“I try not to blame them. We were all victims, really,” she says today.

Tragically, not everyone lived to tell the tale.

River Phoenix, whose family left the sect when he was seven, went on to be a celebrated actor.

But he was haunted by memories of the cult, telling Details Magazine he first had sex at the age of four but he had “blocked it out”. He also told Esquire, “They’re disgusting, they’re ruining people’s lives.”

On October 31, 1993, at just 23, he died of a drug overdose outside LA’s Viper Room club.

After Berg’s death in 1994, Karen Zerby took over the cult and Ricky left to be an electrician in Tucson.

Haunted by the abuse he suffered, he set out for revenge.

In January 2005, he lured Angela Smith – one of the nannies who had abused him – to his flat and stabbed her to death.

He then drove to California where he shot himself in his car, leaving behind a video in which he says he is a vigilante, avenging children like him and his sisters.

There’s this need that I have”, he said. “It’s not a want. It’s a need for revenge. It’s a need for justice, because I can’t go on like this.”

Although it has a dwindling membership of 1700, the group, now known as the Family International, continues to exist under the leadership of Karen Zerby.
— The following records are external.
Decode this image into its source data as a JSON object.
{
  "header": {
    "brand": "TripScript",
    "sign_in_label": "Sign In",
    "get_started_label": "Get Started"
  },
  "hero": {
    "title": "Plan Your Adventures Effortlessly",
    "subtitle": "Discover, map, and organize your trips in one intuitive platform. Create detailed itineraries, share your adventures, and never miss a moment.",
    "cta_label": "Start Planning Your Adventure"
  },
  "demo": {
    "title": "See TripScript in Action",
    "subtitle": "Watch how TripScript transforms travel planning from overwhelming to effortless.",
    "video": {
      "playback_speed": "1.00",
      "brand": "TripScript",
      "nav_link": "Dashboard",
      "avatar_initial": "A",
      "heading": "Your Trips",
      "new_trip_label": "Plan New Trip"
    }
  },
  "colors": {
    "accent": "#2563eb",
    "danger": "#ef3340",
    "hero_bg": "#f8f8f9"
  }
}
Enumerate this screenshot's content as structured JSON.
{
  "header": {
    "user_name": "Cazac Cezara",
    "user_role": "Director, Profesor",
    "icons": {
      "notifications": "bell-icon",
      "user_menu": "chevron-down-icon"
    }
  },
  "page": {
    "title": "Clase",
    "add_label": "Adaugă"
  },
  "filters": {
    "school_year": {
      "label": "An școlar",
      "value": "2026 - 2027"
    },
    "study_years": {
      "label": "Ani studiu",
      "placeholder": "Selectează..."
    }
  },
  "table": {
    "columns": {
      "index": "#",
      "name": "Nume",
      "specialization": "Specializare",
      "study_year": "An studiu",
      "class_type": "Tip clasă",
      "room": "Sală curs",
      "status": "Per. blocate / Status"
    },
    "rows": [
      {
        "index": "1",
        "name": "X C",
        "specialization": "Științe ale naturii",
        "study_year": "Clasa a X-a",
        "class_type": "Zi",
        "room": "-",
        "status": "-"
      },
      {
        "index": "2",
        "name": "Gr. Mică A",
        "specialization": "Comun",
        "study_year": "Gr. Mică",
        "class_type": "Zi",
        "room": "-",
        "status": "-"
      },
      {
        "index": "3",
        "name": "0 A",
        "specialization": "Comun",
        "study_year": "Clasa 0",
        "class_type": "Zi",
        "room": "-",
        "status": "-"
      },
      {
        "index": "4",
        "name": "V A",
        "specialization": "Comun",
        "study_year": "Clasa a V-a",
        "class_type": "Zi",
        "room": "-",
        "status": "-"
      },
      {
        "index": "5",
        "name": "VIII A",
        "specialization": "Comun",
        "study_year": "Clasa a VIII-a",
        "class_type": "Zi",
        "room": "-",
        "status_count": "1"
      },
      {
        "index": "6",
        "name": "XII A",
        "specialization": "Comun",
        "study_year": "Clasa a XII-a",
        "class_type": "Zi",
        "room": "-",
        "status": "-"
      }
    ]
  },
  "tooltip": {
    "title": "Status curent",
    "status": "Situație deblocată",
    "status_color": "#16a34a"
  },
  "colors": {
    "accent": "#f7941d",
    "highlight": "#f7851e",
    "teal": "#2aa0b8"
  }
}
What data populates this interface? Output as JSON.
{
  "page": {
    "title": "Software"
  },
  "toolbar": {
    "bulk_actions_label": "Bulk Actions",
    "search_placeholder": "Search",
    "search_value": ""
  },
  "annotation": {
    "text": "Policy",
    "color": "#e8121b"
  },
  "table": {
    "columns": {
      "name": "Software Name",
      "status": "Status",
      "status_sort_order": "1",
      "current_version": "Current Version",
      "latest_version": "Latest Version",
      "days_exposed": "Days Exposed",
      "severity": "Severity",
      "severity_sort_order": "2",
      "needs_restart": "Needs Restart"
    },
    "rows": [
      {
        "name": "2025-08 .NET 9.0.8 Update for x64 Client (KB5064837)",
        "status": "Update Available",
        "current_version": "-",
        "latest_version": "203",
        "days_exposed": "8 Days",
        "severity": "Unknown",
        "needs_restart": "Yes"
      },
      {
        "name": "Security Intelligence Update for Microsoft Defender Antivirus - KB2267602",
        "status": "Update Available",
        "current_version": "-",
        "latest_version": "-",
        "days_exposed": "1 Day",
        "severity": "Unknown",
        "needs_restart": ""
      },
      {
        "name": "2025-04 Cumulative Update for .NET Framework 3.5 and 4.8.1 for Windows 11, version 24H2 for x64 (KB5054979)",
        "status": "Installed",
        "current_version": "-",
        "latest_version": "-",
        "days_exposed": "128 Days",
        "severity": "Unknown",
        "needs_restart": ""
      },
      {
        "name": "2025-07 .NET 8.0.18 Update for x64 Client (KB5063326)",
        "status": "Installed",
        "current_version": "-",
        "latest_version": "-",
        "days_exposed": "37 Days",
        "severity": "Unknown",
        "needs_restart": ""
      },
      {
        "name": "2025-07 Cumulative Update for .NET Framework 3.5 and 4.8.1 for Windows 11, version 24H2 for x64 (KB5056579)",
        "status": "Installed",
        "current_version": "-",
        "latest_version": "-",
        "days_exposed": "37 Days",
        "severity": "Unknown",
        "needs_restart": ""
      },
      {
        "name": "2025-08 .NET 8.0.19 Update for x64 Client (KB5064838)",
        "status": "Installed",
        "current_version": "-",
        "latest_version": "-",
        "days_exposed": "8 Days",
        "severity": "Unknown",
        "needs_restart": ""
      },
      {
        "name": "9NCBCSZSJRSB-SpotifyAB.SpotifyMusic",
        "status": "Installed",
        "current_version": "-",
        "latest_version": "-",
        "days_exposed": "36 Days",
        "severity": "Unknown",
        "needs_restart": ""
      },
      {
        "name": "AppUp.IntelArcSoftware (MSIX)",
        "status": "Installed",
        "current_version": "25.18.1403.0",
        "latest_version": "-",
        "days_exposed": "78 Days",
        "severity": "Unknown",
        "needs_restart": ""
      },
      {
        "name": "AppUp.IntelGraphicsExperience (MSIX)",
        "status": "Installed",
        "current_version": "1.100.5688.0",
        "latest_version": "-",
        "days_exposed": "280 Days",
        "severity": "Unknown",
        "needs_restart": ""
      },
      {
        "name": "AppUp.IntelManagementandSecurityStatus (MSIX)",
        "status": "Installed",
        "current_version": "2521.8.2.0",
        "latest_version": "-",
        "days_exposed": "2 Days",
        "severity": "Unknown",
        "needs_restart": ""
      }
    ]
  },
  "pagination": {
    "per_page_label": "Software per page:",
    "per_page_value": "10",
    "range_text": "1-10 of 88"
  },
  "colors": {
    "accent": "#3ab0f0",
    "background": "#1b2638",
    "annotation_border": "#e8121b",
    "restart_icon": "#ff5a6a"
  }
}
It no longer advocates sexual contact with children or corporal punishment.

People Magazine Investigates: Cults began on Discovery Investigation at 9pm on Tuesday